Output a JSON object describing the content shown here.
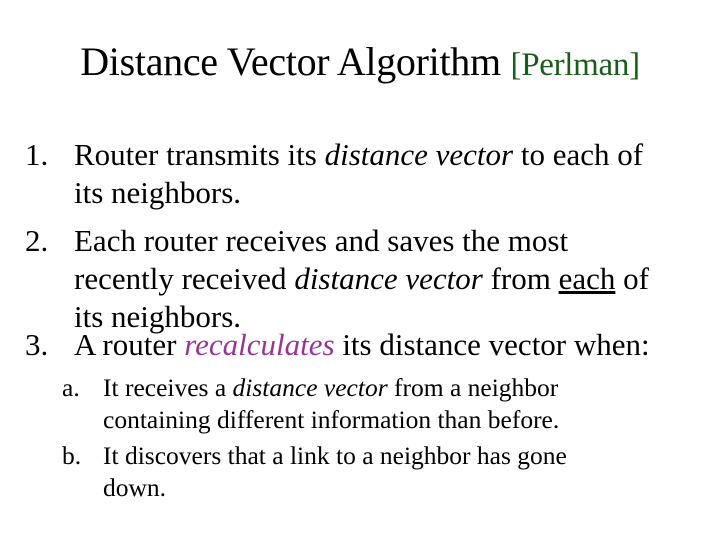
{
  "slide": {
    "title": {
      "main": "Distance Vector Algorithm",
      "citation": "[Perlman]"
    },
    "colors": {
      "text": "#000000",
      "citation": "#1a5c1a",
      "highlight": "#993399",
      "background": "#ffffff"
    },
    "items": [
      {
        "number": "1.",
        "lines": [
          {
            "pre": "Router transmits its ",
            "em": "distance vector",
            "post": " to each of"
          },
          {
            "text": "its neighbors."
          }
        ]
      },
      {
        "number": "2.",
        "lines": [
          {
            "text": "Each router receives and saves the most"
          },
          {
            "pre": "recently received ",
            "em": "distance vector",
            "mid": " from ",
            "underline": "each",
            "post": " of"
          },
          {
            "text": "its neighbors."
          }
        ]
      },
      {
        "number": "3.",
        "lines": [
          {
            "pre": "A router ",
            "highlight": "recalculates",
            "post": " its distance vector when:"
          }
        ],
        "subitems": [
          {
            "letter": "a.",
            "lines": [
              {
                "pre": "It receives a ",
                "em": "distance vector",
                "post": " from a neighbor"
              },
              {
                "text": "containing different information than before."
              }
            ]
          },
          {
            "letter": "b.",
            "lines": [
              {
                "text": "It discovers that a link to a neighbor has gone"
              },
              {
                "text": "down."
              }
            ]
          }
        ]
      }
    ]
  }
}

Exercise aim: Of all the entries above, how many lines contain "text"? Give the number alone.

Output for this task: 7